Sea-level rise models predict that Blackwater will be dramatically altered over this century, much more than at any point in recent history. An assessment by The Conservation Fund and others signaled the need to act now to hold onto these marshes, including ensuring space for the marsh to relocate, or “migrate,” inland as sea level rises. As important as they are to wildlife, salt marshes also serve people, buffering storm surge and wave action and absorbing flood waters.

Blackwater National Wildlife Refuge, Maryland. Chesapeake Bay.

In addition to offering important wildlife habitat, salt marshes like the one at Blackwater absorb floodwaters and storm surge, protecting coastal property. Credit: Whitney Flanagan

A core project team of staff from the refuge, Audubon Maryland-DC, and The Conservation Fund, along with strong technical and citizens advisory groups, developed science-based, comprehensive strategies to help the marsh adapt. There were three objectives:

  • Hold the most-promising marsh-migration corridors in open-space uses.
  • Help former upland areas become new, high-quality marsh.
  • Slow the loss of existing high-quality salt marsh in strategically targeted areas.

A grant from the National Fish and Wildlife Foundation, supported by federal funds for Hurricane Sandy recovery and resilience, provided an unprecedented opportunity to apply and evaluate these strategies. The centerpiece of our project, completed in 2016, involved using Blackwater River sediment, which is mostly disintegrated upstream marsh, to raise the surface level of 40 acres of strategically located Refuge salt marsh.

OLYMPUS DIGITAL CAMERA

Depositing Blackwater River sediment on the marsh to raise its elevation. Credit: Dave Harp, Chesapeake Photos

Pioneering scientific research suggests that native marsh grasses are most productive at a higher point in the tide range. With the elevation of the marsh surface, we expect native grasses to increase root growth, or “biomass,” and “lift” themselves higher over time. Maintaining productive native marsh plants is key to helping marshes rise along with future sea level.

This slideshow requires JavaScript.
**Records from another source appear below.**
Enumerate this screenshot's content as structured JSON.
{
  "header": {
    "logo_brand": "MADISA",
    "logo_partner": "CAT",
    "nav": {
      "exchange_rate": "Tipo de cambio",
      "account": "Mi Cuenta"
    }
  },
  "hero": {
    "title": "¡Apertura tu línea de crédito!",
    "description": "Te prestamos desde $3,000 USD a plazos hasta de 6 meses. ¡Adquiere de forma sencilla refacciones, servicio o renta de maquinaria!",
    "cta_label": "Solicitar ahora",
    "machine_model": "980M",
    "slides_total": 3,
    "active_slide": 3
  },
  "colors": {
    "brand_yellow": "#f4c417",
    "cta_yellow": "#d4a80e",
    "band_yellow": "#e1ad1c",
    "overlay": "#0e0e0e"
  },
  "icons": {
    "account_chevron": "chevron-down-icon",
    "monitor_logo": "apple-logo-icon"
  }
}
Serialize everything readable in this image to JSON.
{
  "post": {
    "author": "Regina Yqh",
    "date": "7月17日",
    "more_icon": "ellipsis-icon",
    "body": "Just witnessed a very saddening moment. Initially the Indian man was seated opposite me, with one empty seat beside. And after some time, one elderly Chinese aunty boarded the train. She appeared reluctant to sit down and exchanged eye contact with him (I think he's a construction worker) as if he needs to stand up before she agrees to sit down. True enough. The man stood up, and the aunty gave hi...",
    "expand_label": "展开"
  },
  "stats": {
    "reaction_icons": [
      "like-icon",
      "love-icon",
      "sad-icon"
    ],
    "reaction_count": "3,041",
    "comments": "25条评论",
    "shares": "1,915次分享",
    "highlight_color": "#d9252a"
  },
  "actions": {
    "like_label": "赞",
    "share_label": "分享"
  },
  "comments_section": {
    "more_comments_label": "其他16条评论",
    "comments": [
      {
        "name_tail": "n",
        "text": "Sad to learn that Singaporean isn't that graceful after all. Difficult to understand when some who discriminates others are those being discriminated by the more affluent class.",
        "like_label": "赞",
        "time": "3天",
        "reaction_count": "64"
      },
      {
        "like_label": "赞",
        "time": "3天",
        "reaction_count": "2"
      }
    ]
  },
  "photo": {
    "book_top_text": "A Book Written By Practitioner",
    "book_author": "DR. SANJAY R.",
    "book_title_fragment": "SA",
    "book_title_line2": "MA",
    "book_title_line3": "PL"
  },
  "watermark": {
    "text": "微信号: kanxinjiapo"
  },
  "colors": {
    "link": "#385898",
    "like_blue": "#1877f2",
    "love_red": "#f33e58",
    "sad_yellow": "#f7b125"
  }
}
While we will continue to monitor and evaluate the project, to date, the results have exceeded our expectations. Added sediment settled out to target levels. Existing native grasses have flourished, and new plants added over the summer have taken root. Breeding pairs of seaside sparrows are already back using the site.

These outcomes are due to incredible partners at the refuge, the Fish and Wildlife Service Northeast office, Audubon Maryland-DC, and other federal and state agencies — a social ecosystem nearly as vital as the natural system we’re all trying to conserve, enhance, and adapt.

So, no, it’s not Yosemite; it’s better.